Purpose This paper aims to investigate the relationship between leadership behaviors (transformational and transactional), satisfaction with the leader, and voluntary turnover intentions. In particular, it aims to investigate the mediation effect of satisfaction with the leader on the relationship between leadership behaviors and voluntary turnover organizational intentions. Design/methodology/approach Participants were 208 National Collegiate Athletic Association (NCAA) Division I softball and volleyball assistant coaches in the USA. Using the multifactor leadership questionnaire (MLQ Form 5X) and an organizational turnover intent questionnaire, participants evaluated their head coach's leadership behavior, satisfaction with the leader, and their own organizational turnover intent. Findings Results revealed a direct negative relationship between leadership behaviors (transformational and transactional) and voluntary organizational turnover intentions. Also, satisfaction with the leader mediated the negative relationship between leadership behaviors (transformational and transactional) and voluntary turnover intentions. Research limitations/implications The study was limited by the use of professional associations to contact participants, the timing of the data collection, and the exploration of only one of numerous possible mediating variables. Several management implications are discussed, such as managers recognizing that both leadership behaviors can be the basis for effective leadership of work teams and for mitigating voluntary turnover intentions. Originality/value The paper's principal theoretical contribution is the addition of satisfaction with the leader as a mediating variable between transformational and transactional leadership behavior and voluntary organizational turnover intentions.

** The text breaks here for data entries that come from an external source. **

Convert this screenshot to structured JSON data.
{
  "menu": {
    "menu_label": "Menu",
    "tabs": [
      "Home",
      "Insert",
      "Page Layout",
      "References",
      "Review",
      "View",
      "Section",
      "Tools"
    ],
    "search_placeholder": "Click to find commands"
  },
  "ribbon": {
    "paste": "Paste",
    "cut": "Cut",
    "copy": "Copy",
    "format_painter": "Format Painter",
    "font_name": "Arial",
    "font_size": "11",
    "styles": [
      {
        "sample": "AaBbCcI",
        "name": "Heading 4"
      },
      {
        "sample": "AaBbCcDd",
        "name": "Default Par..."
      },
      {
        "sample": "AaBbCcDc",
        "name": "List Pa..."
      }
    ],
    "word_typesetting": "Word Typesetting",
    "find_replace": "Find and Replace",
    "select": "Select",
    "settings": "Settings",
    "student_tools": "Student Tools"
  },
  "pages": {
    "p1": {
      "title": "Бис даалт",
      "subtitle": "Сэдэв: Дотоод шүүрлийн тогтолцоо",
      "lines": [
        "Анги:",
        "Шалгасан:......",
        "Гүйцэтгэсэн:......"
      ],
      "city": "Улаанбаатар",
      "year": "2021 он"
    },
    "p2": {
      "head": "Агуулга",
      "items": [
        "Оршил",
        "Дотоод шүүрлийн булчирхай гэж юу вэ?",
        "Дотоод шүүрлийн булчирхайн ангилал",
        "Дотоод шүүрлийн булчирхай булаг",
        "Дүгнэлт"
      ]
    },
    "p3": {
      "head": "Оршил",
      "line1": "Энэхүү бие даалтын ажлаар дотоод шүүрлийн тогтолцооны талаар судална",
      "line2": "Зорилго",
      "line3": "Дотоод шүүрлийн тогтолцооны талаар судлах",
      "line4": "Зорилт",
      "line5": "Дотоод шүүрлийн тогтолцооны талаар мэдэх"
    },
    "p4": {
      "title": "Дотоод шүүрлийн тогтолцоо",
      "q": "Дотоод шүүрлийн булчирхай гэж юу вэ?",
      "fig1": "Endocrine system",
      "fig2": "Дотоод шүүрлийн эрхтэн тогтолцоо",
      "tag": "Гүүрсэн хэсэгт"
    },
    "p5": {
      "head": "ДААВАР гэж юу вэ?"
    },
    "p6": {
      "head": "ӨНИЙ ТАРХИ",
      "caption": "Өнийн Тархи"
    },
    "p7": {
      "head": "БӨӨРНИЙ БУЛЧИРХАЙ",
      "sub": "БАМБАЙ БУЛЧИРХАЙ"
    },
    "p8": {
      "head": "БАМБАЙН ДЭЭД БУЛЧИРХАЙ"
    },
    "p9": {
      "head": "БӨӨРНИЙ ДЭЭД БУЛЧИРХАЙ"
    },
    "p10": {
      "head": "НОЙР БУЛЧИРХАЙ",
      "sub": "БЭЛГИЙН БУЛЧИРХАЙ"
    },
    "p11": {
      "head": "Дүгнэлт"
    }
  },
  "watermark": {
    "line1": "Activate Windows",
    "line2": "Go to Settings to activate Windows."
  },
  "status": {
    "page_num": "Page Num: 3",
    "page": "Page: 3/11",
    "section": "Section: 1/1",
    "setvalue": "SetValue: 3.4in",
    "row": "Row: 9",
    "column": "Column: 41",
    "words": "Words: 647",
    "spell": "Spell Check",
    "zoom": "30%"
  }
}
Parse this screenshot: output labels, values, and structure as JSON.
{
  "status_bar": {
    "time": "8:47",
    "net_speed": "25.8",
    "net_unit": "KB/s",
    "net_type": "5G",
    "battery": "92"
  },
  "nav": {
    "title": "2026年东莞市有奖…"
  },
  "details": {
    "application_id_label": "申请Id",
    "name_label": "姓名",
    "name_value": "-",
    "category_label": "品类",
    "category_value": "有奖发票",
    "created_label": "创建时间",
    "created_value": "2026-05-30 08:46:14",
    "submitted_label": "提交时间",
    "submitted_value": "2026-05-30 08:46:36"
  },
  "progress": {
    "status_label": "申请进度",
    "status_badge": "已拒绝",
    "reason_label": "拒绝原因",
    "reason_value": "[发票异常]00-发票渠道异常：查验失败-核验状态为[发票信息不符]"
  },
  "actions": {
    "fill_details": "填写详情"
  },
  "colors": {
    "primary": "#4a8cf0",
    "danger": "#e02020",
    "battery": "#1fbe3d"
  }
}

Purpose This paper aims to investigate the effect of team members' informational diversity (i.e. educational and functional dissimilarity) on team cooperation, focusing on the moderating role of long-term time orientation. The authors theorize that teams' long-term orientation moderates the diversity-cooperation relationship through its effect on prosocial civic virtue behaviors. Design/methodology/approach A total of 56 teams of MBA students were surveyed and data were analyzed along with third-party records of demographic data on educational and functional backgrounds. Findings Mediated moderation analyses indicated that for teams with high long-term orientation, a negative relationship exists between informational diversity and civic virtue, while no significant relationship existed for teams with low long-term orientation. Research limitations/implications Future research should be conducted to address remaining concerns about the generalizability of the current findings and common method bias. Further research is also recommended to uncover the potential of cultural values like long-term orientation to inhibit or facilitate diversity effects. Practical implications The current findings highlight the importance of considering the context and team member orientations toward time in particular as factors impacting how teams with informational diversity operate. Managers of teams consisting of members with high long-term orientation are advised to take steps to minimize the risk experienced by team members when they engage in voice-based behaviors. Originality/value This article highlights the role of team member orientation towards time as a boundary condition of the link between team diversity and cooperation. Voice-based civic virtue behaviors are also identified as key antecedents to cooperative teams.